Using next year’s qualification criteria, Kirk wouldn’t have been qualified for this week’s event at Arnie’s Place or most of the other designated events – not without his PGA National performance.

He didn’t finish last season inside the top 50 on the season-ending FedExCup points list, he didn’t rank inside the top 30 in the world ranking and he wasn’t among the top 10 players from this year’s FedExCup list. It all makes Kirk the answer to the most common question on Tour following Wednesday’s announcement – how do you play your way into the designated events?

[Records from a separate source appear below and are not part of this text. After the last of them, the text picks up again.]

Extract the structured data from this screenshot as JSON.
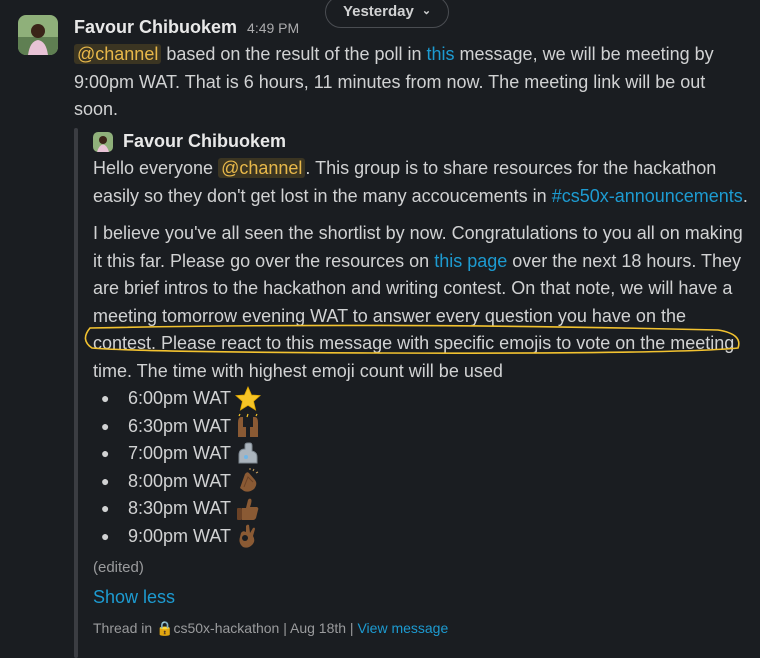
{
  "date_divider": {
    "label": "Yesterday"
  },
  "message": {
    "author": "Favour Chibuokem",
    "time": "4:49 PM",
    "mention": "@channel",
    "text_1": " based on the result of the poll in ",
    "link": "this",
    "text_2": " message, we will be meeting by 9:00pm WAT. That is 6 hours, 11 minutes from now. The meeting link will be out soon."
  },
  "quoted": {
    "author": "Favour Chibuokem",
    "p1_a": "Hello everyone ",
    "mention": "@channel",
    "p1_b": ". This group is to share resources for the hackathon easily so they don't get lost in the many accoucements in ",
    "channel_link": "#cs50x-announcements",
    "p1_c": ".",
    "p2_a": "I believe you've all seen the shortlist by now. Congratulations to you all on making it this far. Please go over the resources on ",
    "p2_link": "this page",
    "p2_b": " over the next 18 hours. They are brief intros to the hackathon and writing contest. On that note, we will have a meeting tomorrow evening WAT to answer every question you have on the contest. Please react to this message with specific emojis to vote on the meeting time. The time with highest emoji count will be used",
    "options": [
      {
        "time": "6:00pm WAT",
        "emoji": "star-emoji"
      },
      {
        "time": "6:30pm WAT",
        "emoji": "raised-hands-emoji"
      },
      {
        "time": "7:00pm WAT",
        "emoji": "mechanical-arm-emoji"
      },
      {
        "time": "8:00pm WAT",
        "emoji": "clapping-hands-emoji"
      },
      {
        "time": "8:30pm WAT",
        "emoji": "thumbs-up-emoji"
      },
      {
        "time": "9:00pm WAT",
        "emoji": "ok-hand-emoji"
      }
    ],
    "bullet": "●",
    "edited": "(edited)",
    "show_less": "Show less",
    "footer_a": "Thread in ",
    "footer_channel": "cs50x-hackathon",
    "footer_sep1": " | ",
    "footer_date": "Aug 18th",
    "footer_sep2": " | ",
    "footer_view": "View message"
  },
  "colors": {
    "background": "#1a1d21",
    "mention_bg": "#3b3522",
    "mention_fg": "#e8b84a",
    "link": "#1d9bd1",
    "annotation": "#f2c230"
  }
}
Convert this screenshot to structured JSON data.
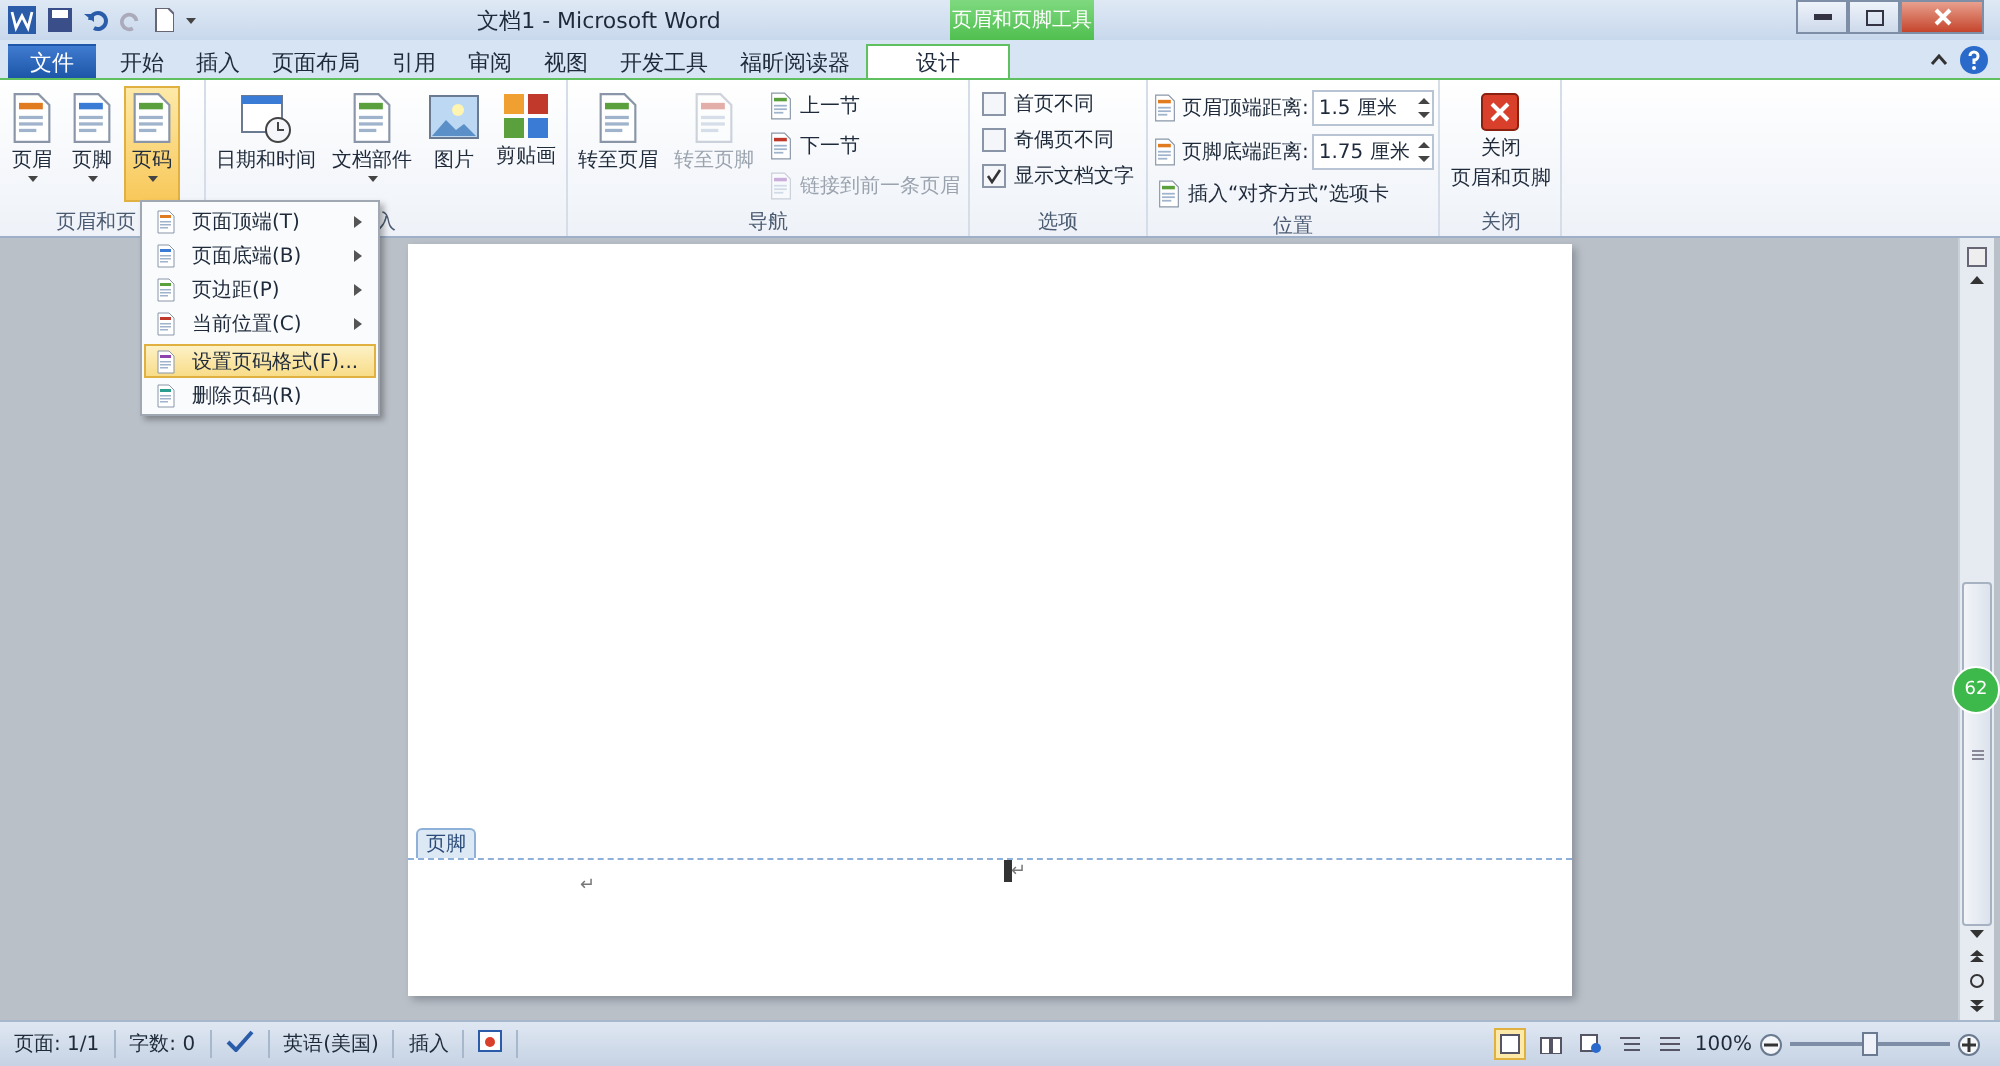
{
  "window": {
    "title": "文档1 - Microsoft Word",
    "contextual_header": "页眉和页脚工具"
  },
  "tabs": [
    {
      "label": "文件",
      "kind": "file",
      "selected": false
    },
    {
      "label": "开始",
      "kind": "tab",
      "selected": false
    },
    {
      "label": "插入",
      "kind": "tab",
      "selected": false
    },
    {
      "label": "页面布局",
      "kind": "tab",
      "selected": false
    },
    {
      "label": "引用",
      "kind": "tab",
      "selected": false
    },
    {
      "label": "审阅",
      "kind": "tab",
      "selected": false
    },
    {
      "label": "视图",
      "kind": "tab",
      "selected": false
    },
    {
      "label": "开发工具",
      "kind": "tab",
      "selected": false
    },
    {
      "label": "福昕阅读器",
      "kind": "tab",
      "selected": false
    },
    {
      "label": "设计",
      "kind": "contextual",
      "selected": true
    }
  ],
  "ribbon": {
    "groups": [
      {
        "label": "页眉和页",
        "items": [
          {
            "kind": "large",
            "label": "页眉",
            "dropdown": true,
            "selected": false,
            "disabled": false
          },
          {
            "kind": "large",
            "label": "页脚",
            "dropdown": true,
            "selected": false,
            "disabled": false
          },
          {
            "kind": "large",
            "label": "页码",
            "dropdown": true,
            "selected": true,
            "disabled": false
          }
        ]
      },
      {
        "label": "入",
        "items": [
          {
            "kind": "large",
            "label": "日期和时间",
            "dropdown": false,
            "selected": false,
            "disabled": false
          },
          {
            "kind": "large",
            "label": "文档部件",
            "dropdown": true,
            "selected": false,
            "disabled": false
          },
          {
            "kind": "large",
            "label": "图片",
            "dropdown": false,
            "selected": false,
            "disabled": false
          },
          {
            "kind": "large",
            "label": "剪贴画",
            "dropdown": false,
            "selected": false,
            "disabled": false
          }
        ]
      },
      {
        "label": "导航",
        "items": [
          {
            "kind": "large",
            "label": "转至页眉",
            "dropdown": false,
            "selected": false,
            "disabled": false
          },
          {
            "kind": "large",
            "label": "转至页脚",
            "dropdown": false,
            "selected": false,
            "disabled": true
          },
          {
            "kind": "small",
            "label": "上一节",
            "disabled": false
          },
          {
            "kind": "small",
            "label": "下一节",
            "disabled": false
          },
          {
            "kind": "small",
            "label": "链接到前一条页眉",
            "disabled": true
          }
        ]
      },
      {
        "label": "选项",
        "items": [
          {
            "kind": "checkbox",
            "label": "首页不同",
            "checked": false
          },
          {
            "kind": "checkbox",
            "label": "奇偶页不同",
            "checked": false
          },
          {
            "kind": "checkbox",
            "label": "显示文档文字",
            "checked": true
          }
        ]
      },
      {
        "label": "位置",
        "items": [
          {
            "kind": "spin",
            "label": "页眉顶端距离:",
            "value": "1.5 厘米"
          },
          {
            "kind": "spin",
            "label": "页脚底端距离:",
            "value": "1.75 厘米"
          },
          {
            "kind": "small",
            "label": "插入“对齐方式”选项卡",
            "disabled": false
          }
        ]
      },
      {
        "label": "关闭",
        "items": [
          {
            "kind": "close",
            "lines": [
              "关闭",
              "页眉和页脚"
            ]
          }
        ]
      }
    ]
  },
  "menu": {
    "items": [
      {
        "label": "页面顶端(T)",
        "submenu": true,
        "selected": false,
        "separator_before": false
      },
      {
        "label": "页面底端(B)",
        "submenu": true,
        "selected": false,
        "separator_before": false
      },
      {
        "label": "页边距(P)",
        "submenu": true,
        "selected": false,
        "separator_before": false
      },
      {
        "label": "当前位置(C)",
        "submenu": true,
        "selected": false,
        "separator_before": false
      },
      {
        "label": "设置页码格式(F)...",
        "submenu": false,
        "selected": true,
        "separator_before": true
      },
      {
        "label": "删除页码(R)",
        "submenu": false,
        "selected": false,
        "separator_before": false
      }
    ]
  },
  "document": {
    "footer_label": "页脚",
    "marks": [
      "↵",
      "↵"
    ]
  },
  "badge": "62",
  "status_bar": {
    "items": [
      "页面: 1/1",
      "字数: 0",
      "英语(美国)",
      "插入"
    ],
    "zoom": "100%",
    "zoom_level": {
      "level": 0.5
    }
  }
}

“I’m still trying to wrap my head around and decide if I like it or don’t like it. When I first heard it, I don’t like the idea of taking away playing opportunities from fully exempt Tour players but it’s starting to make more sense to me,” Kirk admitted.

The anxiety is real among Tour players, and it’s worth noting that the vast majority of the 120 players in this week’s opposite-field event in Puerto Rico are probably less than enthused with the changes.

There’s also the very real sense that the Tour, which was driven to these dramatic changes by LIV Golf and a funding source (the Public Investment Fund of the Kingdom of Saudi Arabia) that unraveled the economics of professional golf.

“Like the FedExCup, that wasn't right the first time, it wasn't right after 10 years, it wasn't,” Spieth said. “There were changes there that six, seven years in you didn't really notice what people were upset about when it started. I think you're looking at doing the same thing here, but trying to look 10 years in advance, make sure that we're getting closer to what everyone is going to be happy with there.”

Spieth also echoed what has become something of the circuit’s new mission statement, “The whole point is trying to get the best players in the world playing as often as possible on the PGA Tour in the same events,” he said.

The challenge for the Tour will be balancing how to hold that upper class together while still giving legitimate access to those in the middle. But if the last 96 hours are any indication, the beta test is off to a good start.